PROBLEM REQUIREMENTS – Among the lines of the records, find all that carry the word "true" and copy them.

THE DATA –
****************************************
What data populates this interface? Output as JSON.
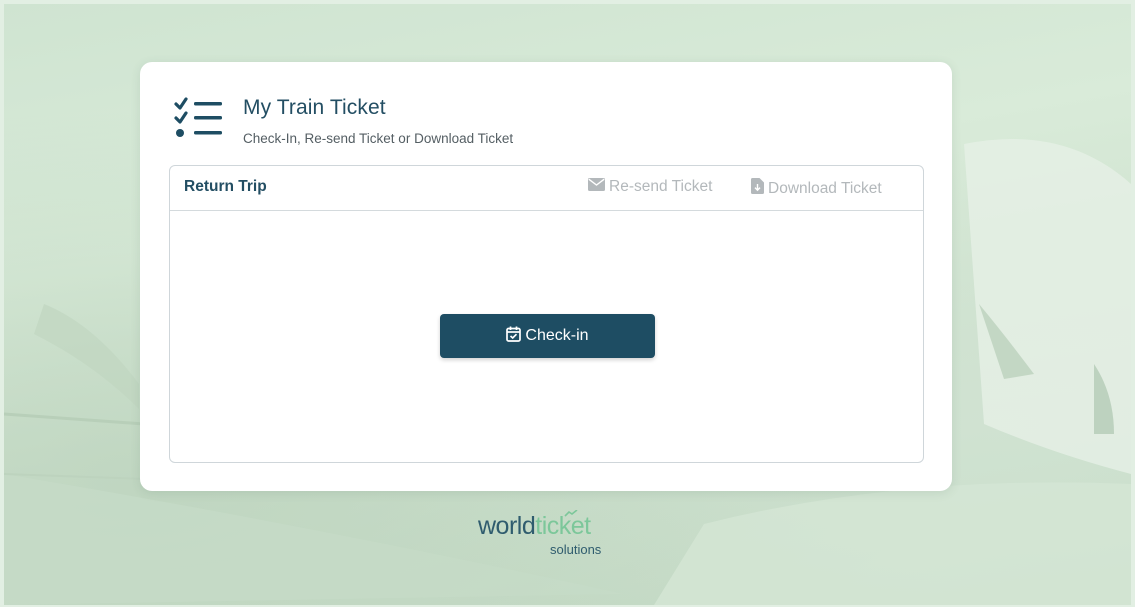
{
  "header": {
    "title": "My Train Ticket",
    "subtitle": "Check-In, Re-send Ticket or Download Ticket",
    "icon": "checklist-icon"
  },
  "trip": {
    "label": "Return Trip",
    "resend_label": "Re-send Ticket",
    "resend_icon": "envelope-icon",
    "download_label": "Download Ticket",
    "download_icon": "file-download-icon",
    "checkin_label": "Check-in",
    "checkin_icon": "calendar-check-icon"
  },
  "branding": {
    "logo_main": "world",
    "logo_accent": "ticket",
    "logo_sub": "solutions"
  },
  "colors": {
    "primary": "#1e4d63",
    "accent_green": "#7cc79a",
    "muted_action": "#b3b8bb",
    "background": "#d9ebd9"
  }
}
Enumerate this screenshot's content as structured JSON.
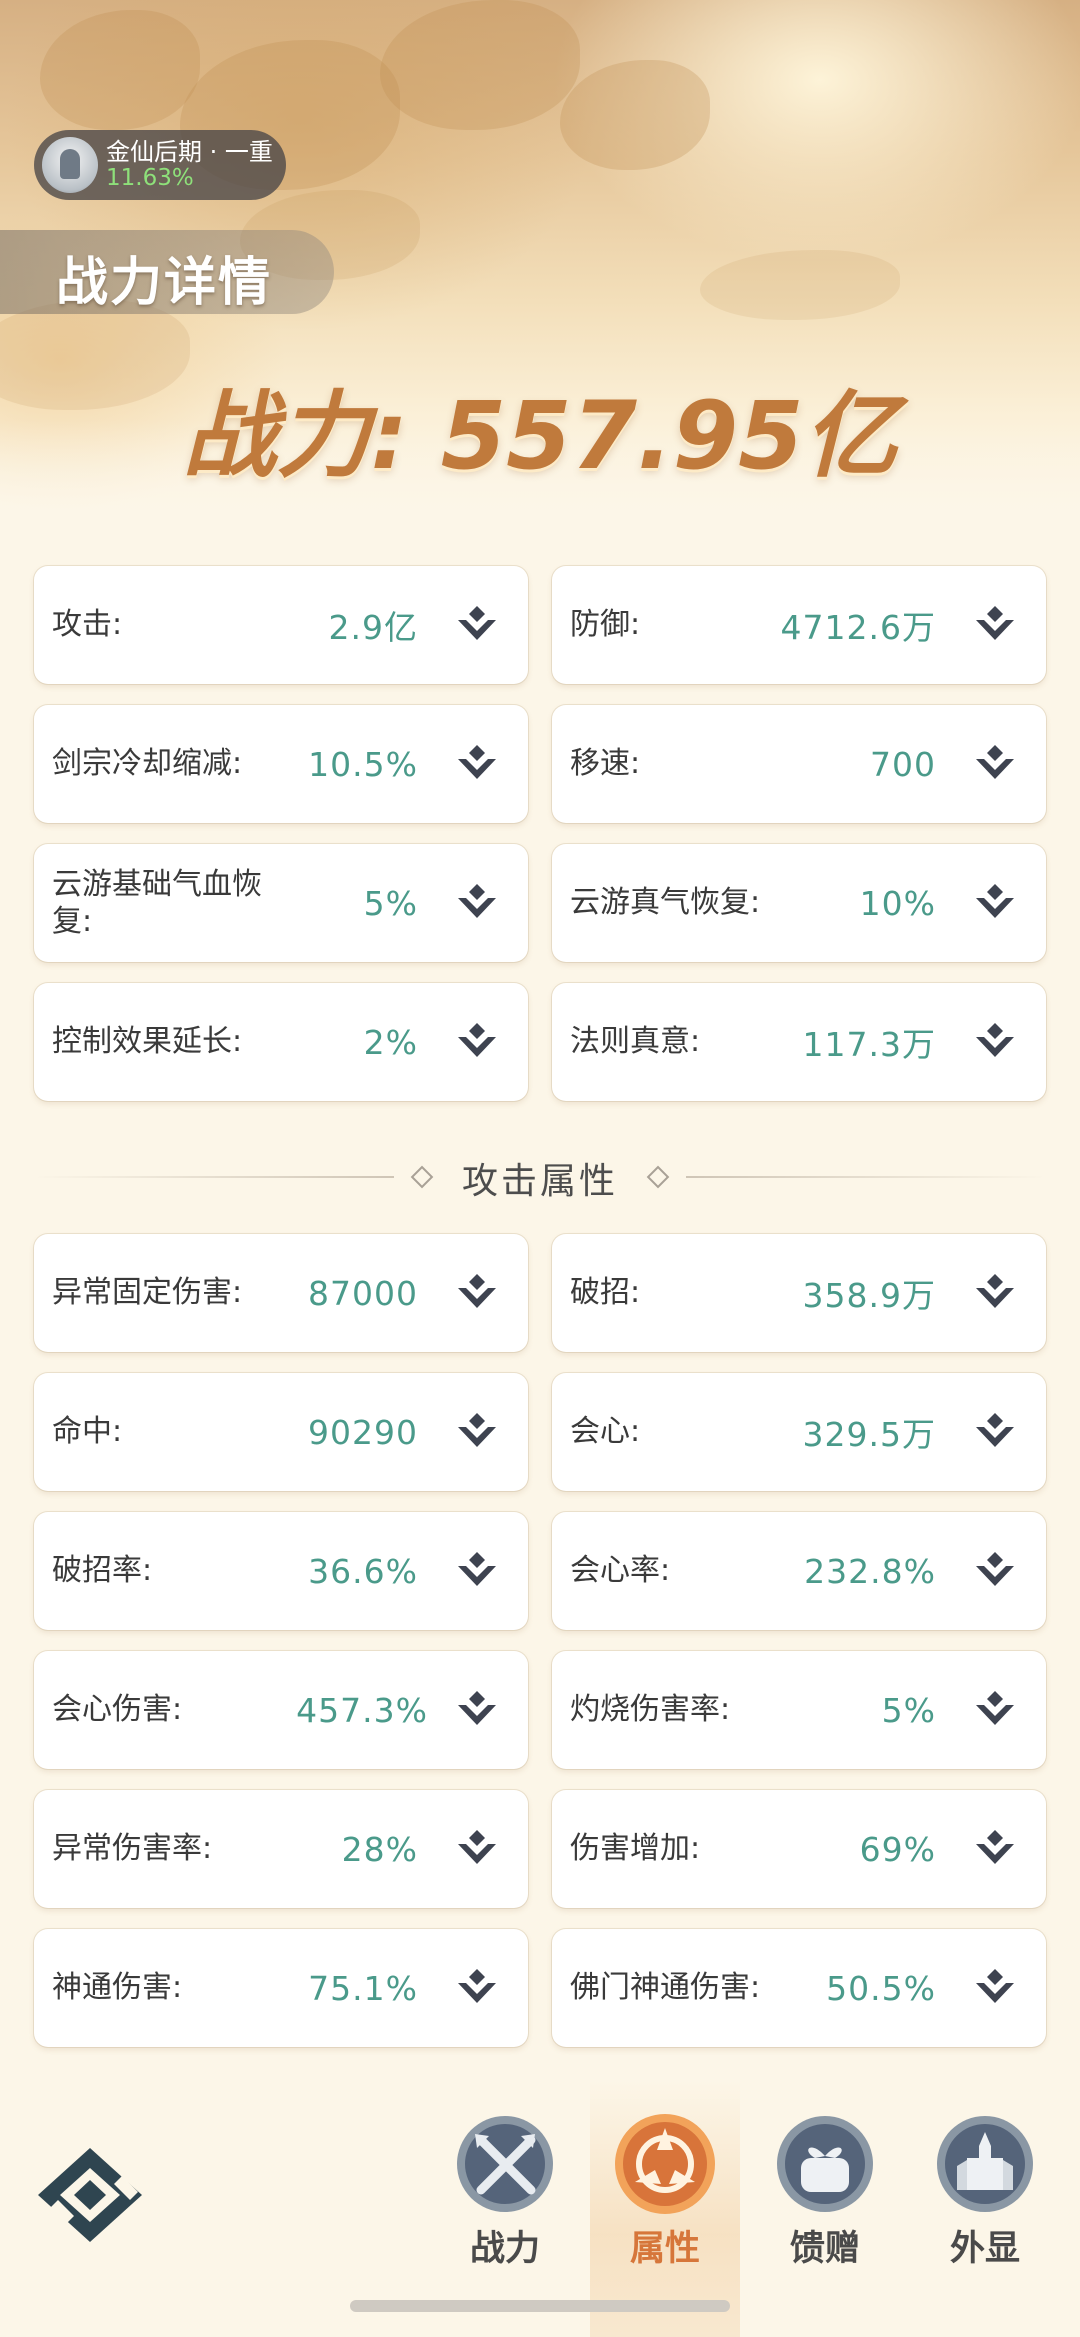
{
  "header": {
    "realm_name": "金仙后期 · 一重",
    "realm_progress": "11.63%",
    "page_title": "战力详情",
    "power_label": "战力:",
    "power_value": "557.95亿"
  },
  "base_stats": [
    {
      "label": "攻击:",
      "value": "2.9亿"
    },
    {
      "label": "防御:",
      "value": "4712.6万"
    },
    {
      "label": "剑宗冷却缩减:",
      "value": "10.5%"
    },
    {
      "label": "移速:",
      "value": "700"
    },
    {
      "label": "云游基础气血恢复:",
      "value": "5%"
    },
    {
      "label": "云游真气恢复:",
      "value": "10%"
    },
    {
      "label": "控制效果延长:",
      "value": "2%"
    },
    {
      "label": "法则真意:",
      "value": "117.3万"
    }
  ],
  "attack_section": {
    "title": "攻击属性",
    "stats": [
      {
        "label": "异常固定伤害:",
        "value": "87000"
      },
      {
        "label": "破招:",
        "value": "358.9万"
      },
      {
        "label": "命中:",
        "value": "90290"
      },
      {
        "label": "会心:",
        "value": "329.5万"
      },
      {
        "label": "破招率:",
        "value": "36.6%"
      },
      {
        "label": "会心率:",
        "value": "232.8%"
      },
      {
        "label": "会心伤害:",
        "value": "457.3%"
      },
      {
        "label": "灼烧伤害率:",
        "value": "5%"
      },
      {
        "label": "异常伤害率:",
        "value": "28%"
      },
      {
        "label": "伤害增加:",
        "value": "69%"
      },
      {
        "label": "神通伤害:",
        "value": "75.1%"
      },
      {
        "label": "佛门神通伤害:",
        "value": "50.5%"
      }
    ]
  },
  "bottom_nav": {
    "tabs": [
      {
        "label": "战力",
        "icon": "crossed-swords-icon",
        "active": false
      },
      {
        "label": "属性",
        "icon": "triskelion-emblem-icon",
        "active": true
      },
      {
        "label": "馈赠",
        "icon": "gift-box-icon",
        "active": false
      },
      {
        "label": "外显",
        "icon": "castle-icon",
        "active": false
      }
    ]
  },
  "colors": {
    "value_teal": "#4a9a8a",
    "power_orange": "#c07a3c",
    "active_tab": "#d6763a",
    "card_bg": "#ffffff",
    "page_bg": "#fcf6e8"
  }
}
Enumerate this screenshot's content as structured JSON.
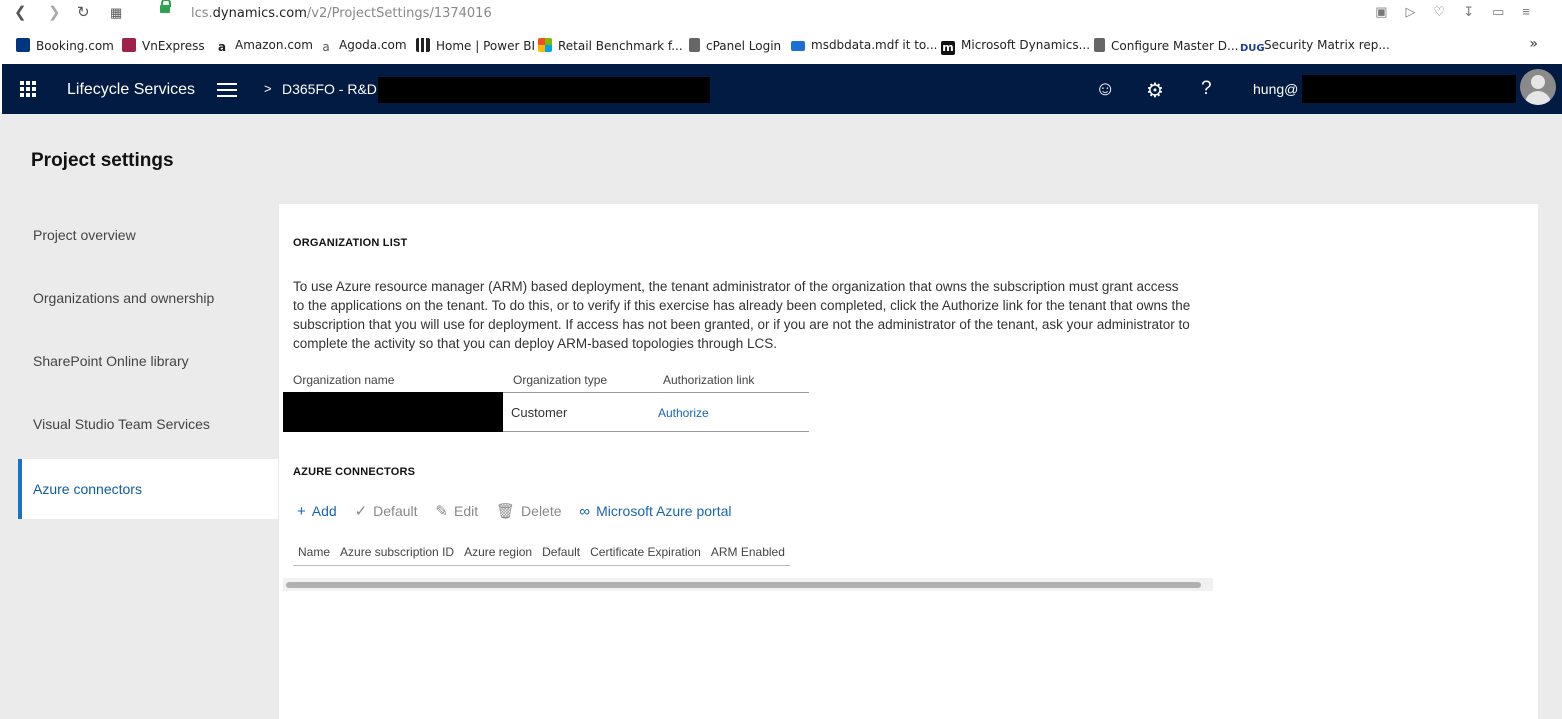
{
  "browser": {
    "url_host_prefix": "lcs.",
    "url_host_main": "dynamics.com",
    "url_path": "/v2/ProjectSettings/1374016",
    "bookmarks": [
      {
        "label": "Booking.com",
        "color": "#003580"
      },
      {
        "label": "VnExpress",
        "color": "#9f224e"
      },
      {
        "label": "Amazon.com",
        "color": "#222222"
      },
      {
        "label": "Agoda.com",
        "color": "#555555"
      },
      {
        "label": "Home | Power BI",
        "color": "#222222"
      },
      {
        "label": "Retail Benchmark f...",
        "color": "#f25022"
      },
      {
        "label": "cPanel Login",
        "color": "#555555"
      },
      {
        "label": "msdbdata.mdf it to...",
        "color": "#1a6fd6"
      },
      {
        "label": "Microsoft Dynamics...",
        "color": "#111111"
      },
      {
        "label": "Configure Master D...",
        "color": "#555555"
      },
      {
        "label": "Security Matrix rep...",
        "color": "#1a3e9a"
      }
    ]
  },
  "header": {
    "app_title": "Lifecycle Services",
    "crumb_separator": ">",
    "project_name": "D365FO - R&D",
    "user_name": "hung@",
    "bg_color": "#021b43"
  },
  "page": {
    "title": "Project settings"
  },
  "left_nav": [
    {
      "label": "Project overview",
      "active": false
    },
    {
      "label": "Organizations and ownership",
      "active": false
    },
    {
      "label": "SharePoint Online library",
      "active": false
    },
    {
      "label": "Visual Studio Team Services",
      "active": false
    },
    {
      "label": "Azure connectors",
      "active": true
    }
  ],
  "org_section": {
    "title": "ORGANIZATION LIST",
    "description": "To use Azure resource manager (ARM) based deployment, the tenant administrator of the organization that owns the subscription must grant access to the applications on the tenant. To do this, or to verify if this exercise has already been completed, click the Authorize link for the tenant that owns the subscription that you will use for deployment. If access has not been granted, or if you are not the administrator of the tenant, ask your administrator to complete the activity so that you can deploy ARM-based topologies through LCS.",
    "columns": [
      "Organization name",
      "Organization type",
      "Authorization link"
    ],
    "rows": [
      {
        "type": "Customer",
        "link": "Authorize"
      }
    ]
  },
  "azure_section": {
    "title": "AZURE CONNECTORS",
    "toolbar": {
      "add": "Add",
      "default": "Default",
      "edit": "Edit",
      "delete": "Delete",
      "portal": "Microsoft Azure portal"
    },
    "columns": [
      "Name",
      "Azure subscription ID",
      "Azure region",
      "Default",
      "Certificate Expiration",
      "ARM Enabled"
    ]
  }
}
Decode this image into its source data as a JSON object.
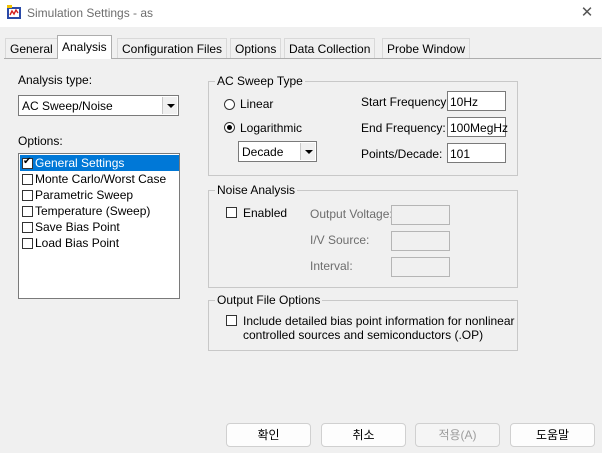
{
  "window": {
    "title": "Simulation Settings - as",
    "icon": "app-icon",
    "close_glyph": "✕"
  },
  "tabs": [
    {
      "label": "General",
      "active": false
    },
    {
      "label": "Analysis",
      "active": true
    },
    {
      "label": "Configuration Files",
      "active": false
    },
    {
      "label": "Options",
      "active": false
    },
    {
      "label": "Data Collection",
      "active": false
    },
    {
      "label": "Probe Window",
      "active": false
    }
  ],
  "analysis": {
    "type_label": "Analysis type:",
    "type_value": "AC Sweep/Noise",
    "options_label": "Options:",
    "options": [
      {
        "label": "General Settings",
        "checked": true,
        "selected": true
      },
      {
        "label": "Monte Carlo/Worst Case",
        "checked": false,
        "selected": false
      },
      {
        "label": "Parametric Sweep",
        "checked": false,
        "selected": false
      },
      {
        "label": "Temperature (Sweep)",
        "checked": false,
        "selected": false
      },
      {
        "label": "Save Bias Point",
        "checked": false,
        "selected": false
      },
      {
        "label": "Load Bias Point",
        "checked": false,
        "selected": false
      }
    ]
  },
  "ac_sweep": {
    "group_title": "AC Sweep Type",
    "linear_label": "Linear",
    "log_label": "Logarithmic",
    "selected": "Logarithmic",
    "log_mode_value": "Decade",
    "start_label": "Start Frequency:",
    "start_value": "10Hz",
    "end_label": "End Frequency:",
    "end_value": "100MegHz",
    "points_label": "Points/Decade:",
    "points_value": "101"
  },
  "noise": {
    "group_title": "Noise Analysis",
    "enabled_label": "Enabled",
    "enabled": false,
    "output_voltage_label": "Output Voltage:",
    "iv_source_label": "I/V Source:",
    "interval_label": "Interval:",
    "output_voltage_value": "",
    "iv_source_value": "",
    "interval_value": ""
  },
  "output_file": {
    "group_title": "Output File Options",
    "checkbox_label_line1": "Include detailed bias point information for nonlinear",
    "checkbox_label_line2": "controlled sources and semiconductors (.OP)",
    "checked": false
  },
  "buttons": {
    "ok": "확인",
    "cancel": "취소",
    "apply": "적용(A)",
    "help": "도움말"
  },
  "colors": {
    "selection": "#0078d7",
    "dialog_bg": "#f0f0f0"
  }
}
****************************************
RESULT FOR THIS TASK –
        "active": true
      "active": true
      "active": true
        "checked": true,
        "selected": true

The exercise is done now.